Attraction: Kovada National Park
Getting there: Ride around the lake to the south, following it around until you reach the third petrol station. There is a sign here for Kovada Gölü Milli Parkı, follow this for 25 km, and turn at the wooden sign about 1km south of the Kirinti town.
Cost: Entry to the actual park is free. My bicycle cost 35 TL for the day.
The park was filled with many species of birds and was completely devoid of humans bar the environmental officers that worked there. The ride home was hellish, with rain coming down on me for part of the way and having to ride right next to a road barrier. I was mid way back when I realised a heap of messages on my phone so decided I better check them. It was many people messaging me to make sure I was alright and not in Istanbul, as there had been a terrorist attack earlier in the morning which killed several tourists. At this point I had three things going through my mind. Was my friend who lives in Istanbul safe? Were the fellow travellers I had met safe? And, this bike ride isn’t as bad as being as being a victim of a terrorist attack so the pain from riding such a bad bike over such a long way became less. I finally made it ‘home’ and could just walk. Luckily the lovely man at the guesthouse made me sit down and have a cup of tea before I had a shower, making me come back to reality a little. I thought a peaceful night lay ahead, until I woke up at 12am from leg pain. I could hardly move my legs and when I did the pain was immense, a small price to pay for the adventure of being in such a beautiful place.
The next day had me on a bus trip to Cappadocia.

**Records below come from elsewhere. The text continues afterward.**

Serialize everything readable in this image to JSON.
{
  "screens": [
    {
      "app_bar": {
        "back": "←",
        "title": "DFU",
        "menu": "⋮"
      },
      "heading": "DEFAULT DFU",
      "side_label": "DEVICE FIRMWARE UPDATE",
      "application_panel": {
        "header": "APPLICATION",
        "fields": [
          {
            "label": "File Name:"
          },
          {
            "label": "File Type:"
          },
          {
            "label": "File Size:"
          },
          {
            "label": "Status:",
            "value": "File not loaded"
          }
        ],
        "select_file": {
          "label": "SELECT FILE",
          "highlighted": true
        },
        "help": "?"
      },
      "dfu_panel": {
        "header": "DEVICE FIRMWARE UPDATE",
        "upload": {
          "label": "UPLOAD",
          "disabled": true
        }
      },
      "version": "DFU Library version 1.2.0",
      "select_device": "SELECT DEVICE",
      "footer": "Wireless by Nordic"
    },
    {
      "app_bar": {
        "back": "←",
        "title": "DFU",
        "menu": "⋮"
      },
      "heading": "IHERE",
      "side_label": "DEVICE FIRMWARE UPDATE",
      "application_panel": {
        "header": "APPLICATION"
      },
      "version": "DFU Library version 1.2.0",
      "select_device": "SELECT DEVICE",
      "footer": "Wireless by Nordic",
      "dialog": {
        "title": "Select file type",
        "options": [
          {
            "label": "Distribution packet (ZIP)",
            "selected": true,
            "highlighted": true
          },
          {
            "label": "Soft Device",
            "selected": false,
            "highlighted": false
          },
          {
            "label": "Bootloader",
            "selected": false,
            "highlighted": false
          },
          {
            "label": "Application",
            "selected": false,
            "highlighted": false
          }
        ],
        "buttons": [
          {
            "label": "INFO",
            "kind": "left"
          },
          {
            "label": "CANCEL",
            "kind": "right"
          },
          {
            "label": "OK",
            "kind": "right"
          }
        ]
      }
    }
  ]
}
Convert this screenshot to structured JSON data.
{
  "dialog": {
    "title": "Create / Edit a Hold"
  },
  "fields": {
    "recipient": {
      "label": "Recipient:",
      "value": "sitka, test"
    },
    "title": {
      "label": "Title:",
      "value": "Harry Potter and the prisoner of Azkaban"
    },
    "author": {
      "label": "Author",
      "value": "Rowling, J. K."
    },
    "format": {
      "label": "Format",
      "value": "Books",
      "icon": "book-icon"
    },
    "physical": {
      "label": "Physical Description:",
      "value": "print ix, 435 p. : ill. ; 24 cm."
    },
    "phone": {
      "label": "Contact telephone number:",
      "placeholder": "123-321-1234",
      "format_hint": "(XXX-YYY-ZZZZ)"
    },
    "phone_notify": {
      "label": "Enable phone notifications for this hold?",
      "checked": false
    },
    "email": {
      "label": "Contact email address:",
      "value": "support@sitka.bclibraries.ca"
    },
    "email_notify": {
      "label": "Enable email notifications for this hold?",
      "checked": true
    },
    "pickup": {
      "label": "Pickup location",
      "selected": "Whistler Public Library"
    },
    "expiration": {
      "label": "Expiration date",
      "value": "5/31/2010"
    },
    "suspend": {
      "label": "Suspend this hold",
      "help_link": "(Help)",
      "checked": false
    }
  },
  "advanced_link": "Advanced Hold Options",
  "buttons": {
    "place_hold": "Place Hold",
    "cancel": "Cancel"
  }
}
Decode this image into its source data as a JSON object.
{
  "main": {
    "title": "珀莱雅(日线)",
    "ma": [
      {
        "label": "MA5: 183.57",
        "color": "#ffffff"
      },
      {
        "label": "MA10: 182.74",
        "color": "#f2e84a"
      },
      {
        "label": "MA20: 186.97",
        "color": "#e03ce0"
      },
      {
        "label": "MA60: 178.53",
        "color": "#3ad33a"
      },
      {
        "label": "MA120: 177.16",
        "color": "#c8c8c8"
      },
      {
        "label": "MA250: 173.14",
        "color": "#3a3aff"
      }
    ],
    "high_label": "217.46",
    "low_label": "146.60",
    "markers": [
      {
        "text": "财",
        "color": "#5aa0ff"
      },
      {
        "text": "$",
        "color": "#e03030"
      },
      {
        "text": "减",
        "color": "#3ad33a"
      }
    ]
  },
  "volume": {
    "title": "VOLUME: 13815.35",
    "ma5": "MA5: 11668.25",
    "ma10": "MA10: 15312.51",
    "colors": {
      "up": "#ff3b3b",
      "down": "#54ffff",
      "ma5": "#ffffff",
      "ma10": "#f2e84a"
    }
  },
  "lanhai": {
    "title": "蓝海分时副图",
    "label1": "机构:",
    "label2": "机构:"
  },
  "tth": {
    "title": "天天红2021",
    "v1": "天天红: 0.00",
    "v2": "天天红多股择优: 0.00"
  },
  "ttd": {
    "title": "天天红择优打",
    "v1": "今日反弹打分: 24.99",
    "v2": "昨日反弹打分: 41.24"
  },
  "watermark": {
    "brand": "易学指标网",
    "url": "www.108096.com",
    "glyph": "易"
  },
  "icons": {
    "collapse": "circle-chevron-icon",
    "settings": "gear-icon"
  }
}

This is an 8 hour journey and was a great chance for me to relax after the crazy ride to the National Park!